Today I went shopping for food. I had just visited Aura Keskus to go for a swim, and so the most logical place to buy food was Maxima, right across the parking lot in the Zeppelin shopping center -- which is named after the German luftballoon, not the British rock group.
I have shopped at Maxima numerous times and somehow did not feel at ease. This is odd because it's layout and offerings are not too different from other large Estonian supermarkets, like Selver or Kaubamaja.
But what was it about Maxima that rubbed me the wrong way? I decided to look a bit closer and figure out why Maxima was putting me off. I realized after compiling my list of critiques that the main reason I did not like Maxima is because it is run by foreigners. And that was problem number one.
1. It's Owned by Lithuanians
In Maxima, my favorite Estonian brands were placed side by side with ones containing strange letters such as Ų and Č, text that looked like the author had his morning Maxima kool-aid spiked with acid. Who wanted to buy such things with names like vyšnia or obuolys? I wanted kirss ja õun.
2. Lack of Local Necessities
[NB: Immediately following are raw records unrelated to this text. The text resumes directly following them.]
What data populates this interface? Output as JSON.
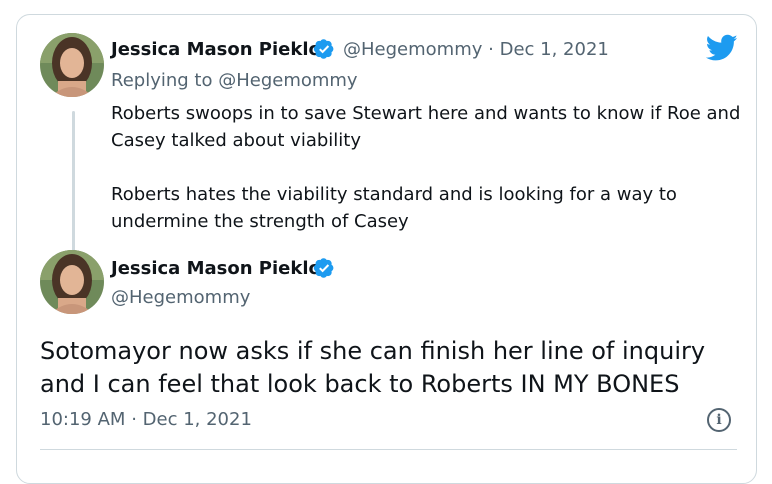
{
  "reply_tweet": {
    "author_name": "Jessica Mason Pieklo",
    "handle": "@Hegemommy",
    "separator": "·",
    "date": "Dec 1, 2021",
    "replying_prefix": "Replying to ",
    "replying_to": "@Hegemommy",
    "paragraph_1": "Roberts swoops in to save Stewart here and wants to know if Roe and Casey talked about viability",
    "paragraph_2": "Roberts hates the viability standard and is looking for a way to undermine the strength of Casey"
  },
  "main_tweet": {
    "author_name": "Jessica Mason Pieklo",
    "handle": "@Hegemommy",
    "text": "Sotomayor now asks if she can finish her line of inquiry and I can feel that look back to Roberts IN MY BONES",
    "time": "10:19 AM",
    "separator": "·",
    "date": "Dec 1, 2021"
  },
  "icons": {
    "logo": "twitter-bird-icon",
    "verified": "verified-badge-icon",
    "info": "info-icon",
    "info_glyph": "i"
  },
  "colors": {
    "accent": "#1d9bf0",
    "text": "#0f1419",
    "muted": "#536471",
    "border": "#cfd9de"
  }
}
Because Maxima is owned by Baltic tribesmen, it is stocked aplenty with foodstuffs that they prefer, such as large blocks of generic "Maxima" cheese and all different varieties of pelmeenid. But when it comes to local products, they cannot be found. The Lithuanians think that if they only put a few different kinds of Wõro or Rakvere sausages out, they will meet the demand of provincial Estonians. But I wanted Wõro Grillsibula, not Metsavenna. The Metsavenna variety are too oily, the Grillsibula are just right. Moreover, important products, such as küüslaugu leivad (garlic bread, a must with beer) are hidden along side the Lithuanian products with the strange names. This faux pas leaves the Estonian shopper running for the nearest Selver.
3. Bad Disco
This is really the clincher. Every time I am in Maxima I am assaulted by loud techno music. The combination of my kid screaming for ice cream, a bunch of old ladies gathering in the center of the aisle to determine where they can find the nearest küüslaugu leiva, and the bad techno music is extremely deleterious to my shopping experience.
In a store based on Estonian capital, like Selver, I can expect to be serenaded by an orchestral version of Apelsin's 1981 hit "Aeg Ei Peatu". I can disappear into the frozen foods section and ponder whether I should buy Regatt ice cream or something else. I can weigh the difference between buying muretaigen and liivataigen(different kinds of dough). In Maxima they don't even sell muretaignas or Regatt! And they play bad disco.
Now I don't just want to insult Maxima. Their bakery is very good, they have excellent donuts, and they do carry a large variety of beer, wine, and hard liquor that is displayed in a very handy way -- right next to the checkout counters. Today I bought some more Staropramen. I think I am going to go crack one open right now ...